In this retrospective chart review, epidemiologic investigation of patients who met the definitions of acute respiratory illness, influenza-like illness, and pneumonia was conducted. Surveillance of influenza by viral culture and polymerase chain reaction was performed weekly from a random selection of 4 patients with influenza-like illness of less than 3 days duration.



2074 and 2046 men recruited to the Substitute Service Training Center in Taiwan, from November 30 to December 31, 2006 (outbreak 1), and January 11 to February 12, 2007 (outbreak 2), respectively were enrolled. During outbreak 2, 1182 men (57.7%) were identified to have acute respiratory illness, including 607 (29.6%) with influenza-like illness and 19 (0.9%) with pneumonia. During outbreaks 1 and 2, sixty two nasal and throat swabs were obtained, 15 of which were influenza A and 6 were influenza B. All the influenza A isolates were A/Wisconsin/67(H3N2) viruses. Haemophilus influenzae was isolated from 9 of 19 patients with pneumonia (47.3%); 8 from sputum specimens and 1 from a blood specimen. H. influenzae was the primary identifiable bacterium.

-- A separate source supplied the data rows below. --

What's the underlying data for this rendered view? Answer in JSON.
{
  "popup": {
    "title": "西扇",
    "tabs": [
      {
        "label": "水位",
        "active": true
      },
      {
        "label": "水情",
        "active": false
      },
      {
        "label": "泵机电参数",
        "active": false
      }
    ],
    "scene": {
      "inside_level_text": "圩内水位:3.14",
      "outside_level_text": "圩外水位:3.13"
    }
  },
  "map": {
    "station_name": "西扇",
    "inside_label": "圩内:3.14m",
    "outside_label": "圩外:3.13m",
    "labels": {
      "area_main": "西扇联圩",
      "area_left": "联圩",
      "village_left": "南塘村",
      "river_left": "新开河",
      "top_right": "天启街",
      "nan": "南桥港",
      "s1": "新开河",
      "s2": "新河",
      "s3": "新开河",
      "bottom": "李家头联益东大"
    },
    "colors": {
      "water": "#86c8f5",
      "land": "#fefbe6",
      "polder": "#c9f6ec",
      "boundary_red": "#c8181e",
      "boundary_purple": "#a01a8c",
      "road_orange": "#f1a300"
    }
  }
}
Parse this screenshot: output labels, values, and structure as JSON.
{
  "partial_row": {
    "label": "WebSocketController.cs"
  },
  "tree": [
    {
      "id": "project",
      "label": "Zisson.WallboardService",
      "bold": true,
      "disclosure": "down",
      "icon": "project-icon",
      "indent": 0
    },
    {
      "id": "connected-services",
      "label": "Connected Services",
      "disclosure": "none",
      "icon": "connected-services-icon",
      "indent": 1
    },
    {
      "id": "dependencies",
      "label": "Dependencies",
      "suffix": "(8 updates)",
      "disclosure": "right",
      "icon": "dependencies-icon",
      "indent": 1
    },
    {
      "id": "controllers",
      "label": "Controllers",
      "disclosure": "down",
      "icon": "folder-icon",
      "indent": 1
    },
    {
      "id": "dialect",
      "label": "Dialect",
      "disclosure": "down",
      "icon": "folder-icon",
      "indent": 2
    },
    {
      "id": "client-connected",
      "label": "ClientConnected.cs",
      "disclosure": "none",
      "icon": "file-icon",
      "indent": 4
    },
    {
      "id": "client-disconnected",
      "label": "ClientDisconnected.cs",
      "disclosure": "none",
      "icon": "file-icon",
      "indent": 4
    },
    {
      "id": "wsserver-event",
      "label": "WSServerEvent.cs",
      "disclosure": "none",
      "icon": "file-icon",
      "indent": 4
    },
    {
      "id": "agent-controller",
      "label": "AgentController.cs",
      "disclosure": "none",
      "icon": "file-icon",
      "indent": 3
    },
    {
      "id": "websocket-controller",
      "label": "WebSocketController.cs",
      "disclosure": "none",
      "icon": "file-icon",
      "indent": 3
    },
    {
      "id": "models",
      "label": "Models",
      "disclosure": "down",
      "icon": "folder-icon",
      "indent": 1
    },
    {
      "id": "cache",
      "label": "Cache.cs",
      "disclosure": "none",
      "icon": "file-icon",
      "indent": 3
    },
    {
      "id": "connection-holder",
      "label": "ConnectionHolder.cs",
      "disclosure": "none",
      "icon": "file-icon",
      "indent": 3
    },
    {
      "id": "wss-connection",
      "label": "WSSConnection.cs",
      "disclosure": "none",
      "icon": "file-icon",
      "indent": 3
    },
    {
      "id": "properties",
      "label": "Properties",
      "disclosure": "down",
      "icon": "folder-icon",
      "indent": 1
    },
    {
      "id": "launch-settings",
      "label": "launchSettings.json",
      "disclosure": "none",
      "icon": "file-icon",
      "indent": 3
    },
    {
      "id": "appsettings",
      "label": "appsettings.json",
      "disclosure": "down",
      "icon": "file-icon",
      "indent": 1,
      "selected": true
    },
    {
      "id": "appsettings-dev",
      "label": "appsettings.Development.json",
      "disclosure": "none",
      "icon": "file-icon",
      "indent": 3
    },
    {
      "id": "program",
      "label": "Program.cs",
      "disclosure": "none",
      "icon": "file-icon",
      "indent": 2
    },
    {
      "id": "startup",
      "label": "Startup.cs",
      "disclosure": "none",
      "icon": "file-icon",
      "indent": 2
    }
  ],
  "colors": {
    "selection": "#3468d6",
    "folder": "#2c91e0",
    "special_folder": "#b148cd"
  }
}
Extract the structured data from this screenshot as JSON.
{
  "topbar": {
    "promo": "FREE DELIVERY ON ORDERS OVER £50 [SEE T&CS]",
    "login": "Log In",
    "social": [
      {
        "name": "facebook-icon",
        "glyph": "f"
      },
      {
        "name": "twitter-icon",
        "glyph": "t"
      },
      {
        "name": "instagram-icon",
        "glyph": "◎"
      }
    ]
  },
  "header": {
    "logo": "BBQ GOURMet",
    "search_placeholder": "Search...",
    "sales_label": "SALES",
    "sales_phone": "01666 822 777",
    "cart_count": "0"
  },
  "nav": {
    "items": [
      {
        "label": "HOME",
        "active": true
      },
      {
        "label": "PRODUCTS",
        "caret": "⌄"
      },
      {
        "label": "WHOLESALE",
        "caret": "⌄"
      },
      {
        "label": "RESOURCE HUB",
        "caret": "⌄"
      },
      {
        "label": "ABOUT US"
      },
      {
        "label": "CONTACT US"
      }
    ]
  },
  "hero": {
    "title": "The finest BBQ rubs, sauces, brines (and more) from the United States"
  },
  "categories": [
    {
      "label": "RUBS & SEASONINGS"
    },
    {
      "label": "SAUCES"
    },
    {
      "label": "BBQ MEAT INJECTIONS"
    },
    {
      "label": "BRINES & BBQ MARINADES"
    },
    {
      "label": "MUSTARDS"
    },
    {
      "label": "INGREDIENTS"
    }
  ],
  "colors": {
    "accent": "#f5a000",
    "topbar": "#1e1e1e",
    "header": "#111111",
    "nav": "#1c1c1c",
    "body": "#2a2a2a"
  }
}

The 2 outbreaks consisted of concurrent infection of influenza A and B, with subsequent pneumonia. These results have implications for outbreak management and treatment of influenza among military recruits. Surveillance of influenza-like illness enables early detection of an outbreak and better understanding of the epidemiology of influenza in this setting.


Key words:

Disease outbreaks; Influenza, human; Pneumonia



J Microbiol Immunol Infect. 2009;42:114-121.